Do Not Adjust Your Television

But just as with its predecessor and other cinematic platformers of this variety, death can and will come frequently, with a few deliberately set-up as a cruel gotcha moment you’ll be sure to avoid next time. Each chapter is distinct in its mechanics and threats to keep things fresh throughout, even if it likes to keep a formula of suspense during its chase sequences where you’re always just a few frames away from being caught. It’s these moments however that also highlight Little Nightmares 2’s shortcomings.

While it looks like a 2D platformer, you’re still actually moving in 3D space most of the time, except the mostly side-on camera can make straightforward moments more fussy than they should be, such as when traversing a narrow walkway or jumping over to a window ledge that you turn out not to be aligned for.

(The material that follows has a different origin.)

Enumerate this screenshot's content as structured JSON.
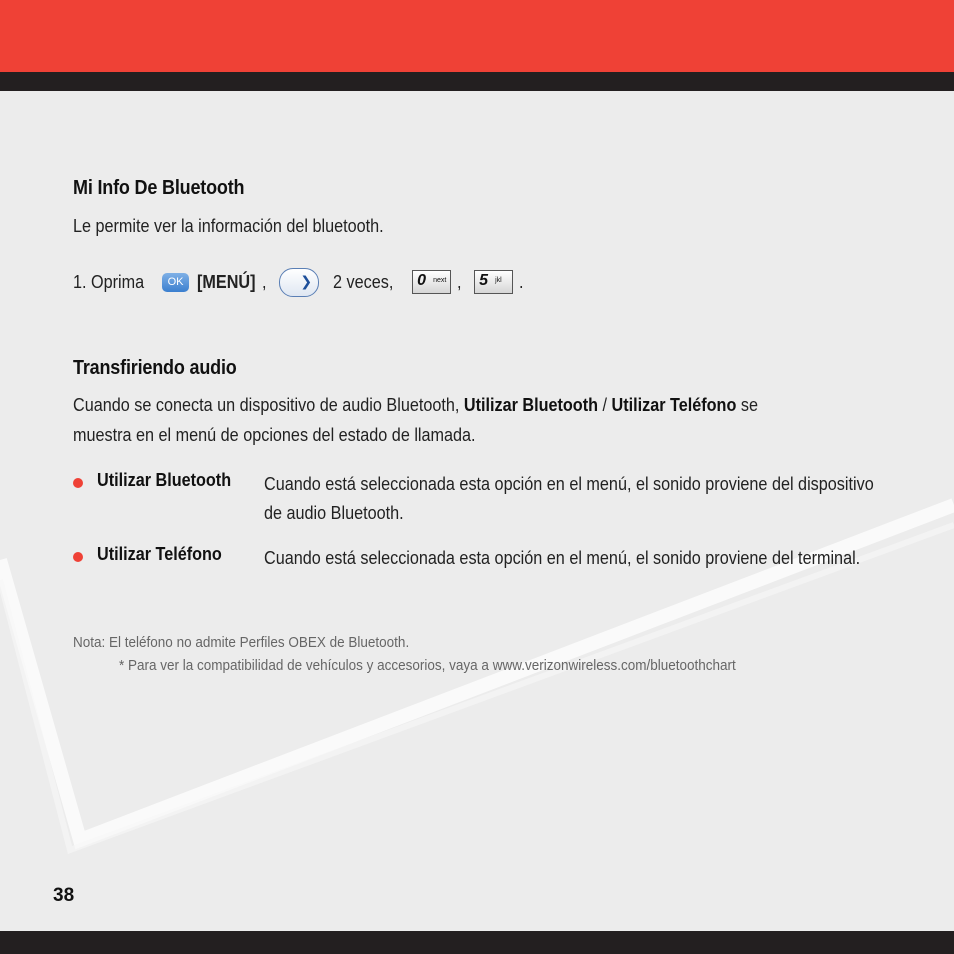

There are other niggles in its controls that render tense situations into frustration as you swear that you were holding the run button down, only for Mono not to make the necessary long jump and force another restart. That these niggles were apparent in the first game only makes it more disappointing that such issues haven’t been addressed.

Nonetheless, given that the game’s otherwise not too taxing or time-consuming, those flaws don’t outweigh the haunting Burtonesque atmosphere that will still power you through to its delightfully WTF conclusion, and no doubt leave you hungering for more.

Little Nightmares 2 Verdict

Beautifully horrid with even more twisted set pieces to keep you up at night, Little Nightmares 2 succeeds in shining a flickering light over its grotesque world while still keeping much enveloped in mystery.

Occasionally annoying glitches and controls risk derailing the experience, but the payoffs and a lifelike companion helping you survive it all ultimately makes this little game of horrors worthwhile.

Stuff says... 

Little Nightmares 2 review

Still a tense, frightening experience even when you’ve got company
£25
Good Stuff 
Brilliantly creepy atmosphere in visuals and sound
Varied environments and mechanics make each chapter distinct
A decent, believable and proactive AI companion
Bad Stuff 
Fiddly controls make platforming sections frustrating
No co-op option